So the incident, which actually wasn’t knowingly meant as blatant or disrespectful, but I felt could have been handled better and more so highlights a lack of awareness (much more tact required). As a business that promotes enterprise and sees real value in apprenticeship style recruitment and providing unique career opportunities for the right candidate, we must promote our junior members of the team, so that they have confidence to grow and develop. The incident itself was in relation to an email sent to me, but also copying in our junior member stating ‘that they/he/their business would prefer a call with me, due to greater experience and knowledge’. Am I over reacting? (possibly), but I do feel this could have been dealt with in a much more positive way – a way that would give junior professionals greater confidence. I was very quick to point out to our trusted client, that my colleague in question (despite his age, 20 years young) does have experience and the skills to deal with the issue/query in question. And I completely understand the concerns our client had, but this was based purely on his age.
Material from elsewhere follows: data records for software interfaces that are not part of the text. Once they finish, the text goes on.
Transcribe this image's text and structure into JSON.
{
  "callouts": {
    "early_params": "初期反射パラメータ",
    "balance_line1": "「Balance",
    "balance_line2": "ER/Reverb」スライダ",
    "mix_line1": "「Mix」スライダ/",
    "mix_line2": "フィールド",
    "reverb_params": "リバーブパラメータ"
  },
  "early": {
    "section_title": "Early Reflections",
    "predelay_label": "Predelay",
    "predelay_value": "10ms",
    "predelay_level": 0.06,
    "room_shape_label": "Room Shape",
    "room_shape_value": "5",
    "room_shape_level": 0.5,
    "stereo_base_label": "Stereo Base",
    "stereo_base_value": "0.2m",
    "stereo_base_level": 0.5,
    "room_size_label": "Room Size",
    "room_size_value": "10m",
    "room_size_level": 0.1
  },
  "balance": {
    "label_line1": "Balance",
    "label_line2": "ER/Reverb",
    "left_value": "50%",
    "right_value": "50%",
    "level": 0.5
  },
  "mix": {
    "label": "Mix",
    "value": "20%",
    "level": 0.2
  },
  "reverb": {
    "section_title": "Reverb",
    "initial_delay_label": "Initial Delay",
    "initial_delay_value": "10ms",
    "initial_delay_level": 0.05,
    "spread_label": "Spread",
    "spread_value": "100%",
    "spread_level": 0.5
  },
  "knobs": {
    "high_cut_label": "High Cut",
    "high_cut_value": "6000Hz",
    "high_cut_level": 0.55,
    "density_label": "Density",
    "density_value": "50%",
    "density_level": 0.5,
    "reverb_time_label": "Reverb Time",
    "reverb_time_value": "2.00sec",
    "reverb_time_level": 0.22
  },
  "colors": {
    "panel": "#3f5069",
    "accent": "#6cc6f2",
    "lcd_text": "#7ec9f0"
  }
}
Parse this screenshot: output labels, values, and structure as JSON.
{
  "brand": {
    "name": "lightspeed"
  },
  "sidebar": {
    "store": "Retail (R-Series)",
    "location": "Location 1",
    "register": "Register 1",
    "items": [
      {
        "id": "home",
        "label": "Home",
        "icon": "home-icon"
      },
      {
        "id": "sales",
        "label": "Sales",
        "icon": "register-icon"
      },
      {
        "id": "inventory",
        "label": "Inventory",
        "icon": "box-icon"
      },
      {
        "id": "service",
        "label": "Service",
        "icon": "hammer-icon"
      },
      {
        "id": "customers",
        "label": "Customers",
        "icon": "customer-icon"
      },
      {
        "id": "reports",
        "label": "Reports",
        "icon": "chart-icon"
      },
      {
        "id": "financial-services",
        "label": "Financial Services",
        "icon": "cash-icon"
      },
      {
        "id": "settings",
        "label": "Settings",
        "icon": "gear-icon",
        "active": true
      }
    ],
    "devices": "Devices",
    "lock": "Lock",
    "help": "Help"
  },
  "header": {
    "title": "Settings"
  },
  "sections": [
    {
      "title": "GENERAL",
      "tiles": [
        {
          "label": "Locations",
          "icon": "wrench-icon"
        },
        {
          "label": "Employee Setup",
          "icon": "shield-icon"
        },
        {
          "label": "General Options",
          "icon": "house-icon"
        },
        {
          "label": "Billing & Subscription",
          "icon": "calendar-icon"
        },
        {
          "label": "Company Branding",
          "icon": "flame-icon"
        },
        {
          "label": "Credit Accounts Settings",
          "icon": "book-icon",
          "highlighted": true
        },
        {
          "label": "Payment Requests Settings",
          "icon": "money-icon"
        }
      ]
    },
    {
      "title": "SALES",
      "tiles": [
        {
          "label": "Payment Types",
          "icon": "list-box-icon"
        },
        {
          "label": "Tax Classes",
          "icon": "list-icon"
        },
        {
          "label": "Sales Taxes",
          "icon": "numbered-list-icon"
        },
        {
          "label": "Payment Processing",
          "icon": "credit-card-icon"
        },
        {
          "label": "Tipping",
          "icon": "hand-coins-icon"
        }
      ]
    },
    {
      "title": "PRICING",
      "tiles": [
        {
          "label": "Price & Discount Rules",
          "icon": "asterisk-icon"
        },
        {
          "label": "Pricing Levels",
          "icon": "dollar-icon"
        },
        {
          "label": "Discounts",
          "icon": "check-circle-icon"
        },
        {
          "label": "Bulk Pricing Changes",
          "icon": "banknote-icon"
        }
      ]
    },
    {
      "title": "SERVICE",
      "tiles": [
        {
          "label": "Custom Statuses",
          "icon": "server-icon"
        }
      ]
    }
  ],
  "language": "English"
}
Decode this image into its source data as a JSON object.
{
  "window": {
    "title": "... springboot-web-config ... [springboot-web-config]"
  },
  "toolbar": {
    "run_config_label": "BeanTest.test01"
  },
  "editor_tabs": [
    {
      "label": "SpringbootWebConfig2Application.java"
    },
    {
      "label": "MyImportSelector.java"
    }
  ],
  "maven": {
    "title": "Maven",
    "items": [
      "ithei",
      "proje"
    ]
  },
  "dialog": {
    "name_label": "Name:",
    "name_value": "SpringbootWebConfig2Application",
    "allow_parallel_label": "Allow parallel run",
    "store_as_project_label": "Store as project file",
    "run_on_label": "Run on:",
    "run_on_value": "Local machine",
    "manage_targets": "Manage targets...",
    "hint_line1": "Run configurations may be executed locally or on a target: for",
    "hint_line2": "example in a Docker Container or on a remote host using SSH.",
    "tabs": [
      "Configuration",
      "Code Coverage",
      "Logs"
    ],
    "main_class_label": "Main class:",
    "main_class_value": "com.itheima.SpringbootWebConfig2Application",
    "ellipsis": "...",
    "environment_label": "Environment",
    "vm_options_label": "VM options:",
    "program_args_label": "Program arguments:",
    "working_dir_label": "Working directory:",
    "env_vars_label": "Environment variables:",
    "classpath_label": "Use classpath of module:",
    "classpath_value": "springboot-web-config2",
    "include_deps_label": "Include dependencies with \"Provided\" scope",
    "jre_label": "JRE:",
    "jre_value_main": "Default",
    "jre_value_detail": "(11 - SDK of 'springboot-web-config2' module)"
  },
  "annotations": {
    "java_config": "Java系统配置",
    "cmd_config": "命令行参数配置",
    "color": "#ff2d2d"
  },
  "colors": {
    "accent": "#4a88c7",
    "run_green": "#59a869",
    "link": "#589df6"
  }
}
Age… is it an issue?

I started my working life out at Cammell Lairds Shipbuilders + Repairers, as an electrical apprentice 1997-2001 – where the average age of the workforce was 65-70. The skills gap and lack of apprenticeships the result of Thatcher’s Conservative Government cuts, with unemployment at a peak level and apprenticeships axed. And I do feel this process enabled me to learn the basics (like making tea, getting up in the morning) over a four year period – during which time we built confidence, credibility and independence. Though ageism (border line bullying) was the order of the day back then, and being young meant plenty of verbal abuse, the bad jobs and running round after the tradesmen.

I do believe the issues also relates to ‘what am I paying for’ matter, were clients/project stakeholders assume being young relates to less knowledge, skills, experience… COMPETENCE even. We will work towards changing clients + industry stakeholders’ take/view on this, but I believe we can take immediate action to support our young professionals?

Last up, but by no means least, Stephen Cowperthwaite of Avison Young + who heads up the MIPIM Partnership for Liverpool. Avison Young commissioned report proves that the so called 'death of cities' is bull. The MIPIM offering has evolved and is not just about five days in Cannes (that's just the good bit), but about a year round programme of events + support for the private + public sector partnership. As part of this evolution, the MIPIM Partnership will be rebranded 'Liverpool Place Partnership'. Stephen used the three P's to describe how Liverpool strategically tackle the fight back + at MIPIM...PROMOTION, PLACE, PARTNERSHIP.

Call to action

I call upon our nearest and dearest, professionals (of all ages) to engaged with younger professionals, support them, trust in them and help build their confidence – this will attract talent to the construction industry. As a business we have and will ensure:

  1. Director involvement in all projects offering guidance, support and confidence to both client and our young professionals
  2. Primary and secondary contact (a kind of buddy system) – using the expertise of our senior team members to support
  3. Briefing clients on our young professionals skill set – this allows the client question / challenge (if needed) and set out expectations
  4. Implemented a client relationship management facility – meaning collectively we can share ideas and progress
  5. Provide a total commitment to supporting, guiding and nurturing our young professionals – not simply providing training but invaluable 1-2-1 support

Please do feedback, comment...we welcome any contributions (agreeing or disagreeing)!